All of the data, from the first line to the last, should be reproduced without alteration.
___ Records to use
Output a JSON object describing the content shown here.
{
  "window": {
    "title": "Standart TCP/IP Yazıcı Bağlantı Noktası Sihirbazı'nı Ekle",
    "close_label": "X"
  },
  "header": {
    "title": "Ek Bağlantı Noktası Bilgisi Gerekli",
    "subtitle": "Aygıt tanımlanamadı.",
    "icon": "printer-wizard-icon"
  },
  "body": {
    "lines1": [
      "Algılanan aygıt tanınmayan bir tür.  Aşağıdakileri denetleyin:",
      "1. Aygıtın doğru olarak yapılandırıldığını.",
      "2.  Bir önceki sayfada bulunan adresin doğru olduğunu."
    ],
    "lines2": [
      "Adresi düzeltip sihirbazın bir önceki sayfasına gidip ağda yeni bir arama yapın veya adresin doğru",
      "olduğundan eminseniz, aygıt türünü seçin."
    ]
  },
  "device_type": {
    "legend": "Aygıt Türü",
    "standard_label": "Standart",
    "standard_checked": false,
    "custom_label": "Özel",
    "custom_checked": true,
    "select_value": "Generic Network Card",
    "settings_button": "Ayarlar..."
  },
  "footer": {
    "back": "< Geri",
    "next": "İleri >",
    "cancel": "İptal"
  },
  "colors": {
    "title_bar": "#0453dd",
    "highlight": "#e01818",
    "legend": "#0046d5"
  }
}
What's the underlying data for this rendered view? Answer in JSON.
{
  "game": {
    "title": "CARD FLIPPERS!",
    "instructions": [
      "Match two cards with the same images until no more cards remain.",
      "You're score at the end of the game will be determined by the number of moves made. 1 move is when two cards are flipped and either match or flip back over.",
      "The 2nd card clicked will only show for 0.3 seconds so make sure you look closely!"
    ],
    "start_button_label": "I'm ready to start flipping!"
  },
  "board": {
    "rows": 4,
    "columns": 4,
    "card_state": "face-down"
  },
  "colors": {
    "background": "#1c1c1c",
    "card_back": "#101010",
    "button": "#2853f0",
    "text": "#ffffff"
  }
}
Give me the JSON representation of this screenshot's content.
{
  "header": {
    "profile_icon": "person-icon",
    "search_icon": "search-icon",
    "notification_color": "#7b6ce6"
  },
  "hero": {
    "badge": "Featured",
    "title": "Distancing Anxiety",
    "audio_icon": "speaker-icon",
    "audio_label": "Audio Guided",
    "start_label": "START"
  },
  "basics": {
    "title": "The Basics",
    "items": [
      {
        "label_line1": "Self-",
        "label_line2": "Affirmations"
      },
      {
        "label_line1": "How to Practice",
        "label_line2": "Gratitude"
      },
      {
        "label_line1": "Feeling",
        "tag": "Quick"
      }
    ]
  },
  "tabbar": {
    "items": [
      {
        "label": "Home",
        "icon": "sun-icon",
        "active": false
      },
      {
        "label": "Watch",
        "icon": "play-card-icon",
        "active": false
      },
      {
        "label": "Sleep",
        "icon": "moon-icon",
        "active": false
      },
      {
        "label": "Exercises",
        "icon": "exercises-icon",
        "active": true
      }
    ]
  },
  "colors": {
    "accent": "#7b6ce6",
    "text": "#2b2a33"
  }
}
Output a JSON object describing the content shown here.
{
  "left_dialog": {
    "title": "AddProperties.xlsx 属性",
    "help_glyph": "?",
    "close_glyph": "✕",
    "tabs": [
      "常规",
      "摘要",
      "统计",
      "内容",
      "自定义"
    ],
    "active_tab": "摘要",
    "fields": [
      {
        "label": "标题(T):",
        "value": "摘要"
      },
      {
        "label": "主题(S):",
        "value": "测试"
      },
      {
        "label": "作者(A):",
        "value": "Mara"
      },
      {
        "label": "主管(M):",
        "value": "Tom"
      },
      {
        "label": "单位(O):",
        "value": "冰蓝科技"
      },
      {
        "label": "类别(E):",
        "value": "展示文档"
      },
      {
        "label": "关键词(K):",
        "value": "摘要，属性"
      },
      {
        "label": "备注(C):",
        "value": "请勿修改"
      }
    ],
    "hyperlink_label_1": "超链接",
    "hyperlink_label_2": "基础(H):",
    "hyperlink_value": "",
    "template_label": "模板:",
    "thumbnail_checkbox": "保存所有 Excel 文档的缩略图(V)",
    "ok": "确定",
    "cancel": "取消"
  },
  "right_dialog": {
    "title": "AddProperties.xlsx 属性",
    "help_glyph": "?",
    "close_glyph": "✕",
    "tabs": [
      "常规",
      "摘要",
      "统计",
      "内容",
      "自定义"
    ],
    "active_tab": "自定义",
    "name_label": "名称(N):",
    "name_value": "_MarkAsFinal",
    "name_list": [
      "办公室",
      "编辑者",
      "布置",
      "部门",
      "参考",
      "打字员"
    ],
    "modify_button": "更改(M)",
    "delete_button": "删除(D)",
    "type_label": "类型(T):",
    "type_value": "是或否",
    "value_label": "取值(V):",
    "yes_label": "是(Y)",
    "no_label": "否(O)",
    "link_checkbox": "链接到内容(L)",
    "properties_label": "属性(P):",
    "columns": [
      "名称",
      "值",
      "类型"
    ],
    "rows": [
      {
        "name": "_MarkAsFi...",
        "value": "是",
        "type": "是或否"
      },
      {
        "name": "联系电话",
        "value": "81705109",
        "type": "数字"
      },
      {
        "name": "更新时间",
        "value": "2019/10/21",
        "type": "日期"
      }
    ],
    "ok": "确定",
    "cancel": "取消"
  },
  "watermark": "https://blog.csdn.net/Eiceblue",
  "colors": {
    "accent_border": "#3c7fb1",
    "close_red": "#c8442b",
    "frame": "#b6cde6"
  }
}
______
[Answer box]
Output a JSON object describing the content shown here.
{
  "window": {
    "title": "Standart TCP/IP Yazıcı Bağlantı Noktası Sihirbazı'nı Ekle",
    "close_label": "X"
  },
  "header": {
    "title": "Ek Bağlantı Noktası Bilgisi Gerekli",
    "subtitle": "Aygıt tanımlanamadı.",
    "icon": "printer-wizard-icon"
  },
  "body": {
    "lines1": [
      "Algılanan aygıt tanınmayan bir tür.  Aşağıdakileri denetleyin:",
      "1. Aygıtın doğru olarak yapılandırıldığını.",
      "2.  Bir önceki sayfada bulunan adresin doğru olduğunu."
    ],
    "lines2": [
      "Adresi düzeltip sihirbazın bir önceki sayfasına gidip ağda yeni bir arama yapın veya adresin doğru",
      "olduğundan eminseniz, aygıt türünü seçin."
    ]
  },
  "device_type": {
    "legend": "Aygıt Türü",
    "standard_label": "Standart",
    "standard_checked": false,
    "custom_label": "Özel",
    "custom_checked": true,
    "select_value": "Generic Network Card",
    "settings_button": "Ayarlar..."
  },
  "footer": {
    "back": "< Geri",
    "next": "İleri >",
    "cancel": "İptal"
  },
  "colors": {
    "title_bar": "#0453dd",
    "highlight": "#e01818",
    "legend": "#0046d5"
  }
}
What's the underlying data for this rendered view? Answer in JSON.
{
  "game": {
    "title": "CARD FLIPPERS!",
    "instructions": [
      "Match two cards with the same images until no more cards remain.",
      "You're score at the end of the game will be determined by the number of moves made. 1 move is when two cards are flipped and either match or flip back over.",
      "The 2nd card clicked will only show for 0.3 seconds so make sure you look closely!"
    ],
    "start_button_label": "I'm ready to start flipping!"
  },
  "board": {
    "rows": 4,
    "columns": 4,
    "card_state": "face-down"
  },
  "colors": {
    "background": "#1c1c1c",
    "card_back": "#101010",
    "button": "#2853f0",
    "text": "#ffffff"
  }
}
Give me the JSON representation of this screenshot's content.
{
  "header": {
    "profile_icon": "person-icon",
    "search_icon": "search-icon",
    "notification_color": "#7b6ce6"
  },
  "hero": {
    "badge": "Featured",
    "title": "Distancing Anxiety",
    "audio_icon": "speaker-icon",
    "audio_label": "Audio Guided",
    "start_label": "START"
  },
  "basics": {
    "title": "The Basics",
    "items": [
      {
        "label_line1": "Self-",
        "label_line2": "Affirmations"
      },
      {
        "label_line1": "How to Practice",
        "label_line2": "Gratitude"
      },
      {
        "label_line1": "Feeling",
        "tag": "Quick"
      }
    ]
  },
  "tabbar": {
    "items": [
      {
        "label": "Home",
        "icon": "sun-icon",
        "active": false
      },
      {
        "label": "Watch",
        "icon": "play-card-icon",
        "active": false
      },
      {
        "label": "Sleep",
        "icon": "moon-icon",
        "active": false
      },
      {
        "label": "Exercises",
        "icon": "exercises-icon",
        "active": true
      }
    ]
  },
  "colors": {
    "accent": "#7b6ce6",
    "text": "#2b2a33"
  }
}
Output a JSON object describing the content shown here.
{
  "left_dialog": {
    "title": "AddProperties.xlsx 属性",
    "help_glyph": "?",
    "close_glyph": "✕",
    "tabs": [
      "常规",
      "摘要",
      "统计",
      "内容",
      "自定义"
    ],
    "active_tab": "摘要",
    "fields": [
      {
        "label": "标题(T):",
        "value": "摘要"
      },
      {
        "label": "主题(S):",
        "value": "测试"
      },
      {
        "label": "作者(A):",
        "value": "Mara"
      },
      {
        "label": "主管(M):",
        "value": "Tom"
      },
      {
        "label": "单位(O):",
        "value": "冰蓝科技"
      },
      {
        "label": "类别(E):",
        "value": "展示文档"
      },
      {
        "label": "关键词(K):",
        "value": "摘要，属性"
      },
      {
        "label": "备注(C):",
        "value": "请勿修改"
      }
    ],
    "hyperlink_label_1": "超链接",
    "hyperlink_label_2": "基础(H):",
    "hyperlink_value": "",
    "template_label": "模板:",
    "thumbnail_checkbox": "保存所有 Excel 文档的缩略图(V)",
    "ok": "确定",
    "cancel": "取消"
  },
  "right_dialog": {
    "title": "AddProperties.xlsx 属性",
    "help_glyph": "?",
    "close_glyph": "✕",
    "tabs": [
      "常规",
      "摘要",
      "统计",
      "内容",
      "自定义"
    ],
    "active_tab": "自定义",
    "name_label": "名称(N):",
    "name_value": "_MarkAsFinal",
    "name_list": [
      "办公室",
      "编辑者",
      "布置",
      "部门",
      "参考",
      "打字员"
    ],
    "modify_button": "更改(M)",
    "delete_button": "删除(D)",
    "type_label": "类型(T):",
    "type_value": "是或否",
    "value_label": "取值(V):",
    "yes_label": "是(Y)",
    "no_label": "否(O)",
    "link_checkbox": "链接到内容(L)",
    "properties_label": "属性(P):",
    "columns": [
      "名称",
      "值",
      "类型"
    ],
    "rows": [
      {
        "name": "_MarkAsFi...",
        "value": "是",
        "type": "是或否"
      },
      {
        "name": "联系电话",
        "value": "81705109",
        "type": "数字"
      },
      {
        "name": "更新时间",
        "value": "2019/10/21",
        "type": "日期"
      }
    ],
    "ok": "确定",
    "cancel": "取消"
  },
  "watermark": "https://blog.csdn.net/Eiceblue",
  "colors": {
    "accent_border": "#3c7fb1",
    "close_red": "#c8442b",
    "frame": "#b6cde6"
  }
}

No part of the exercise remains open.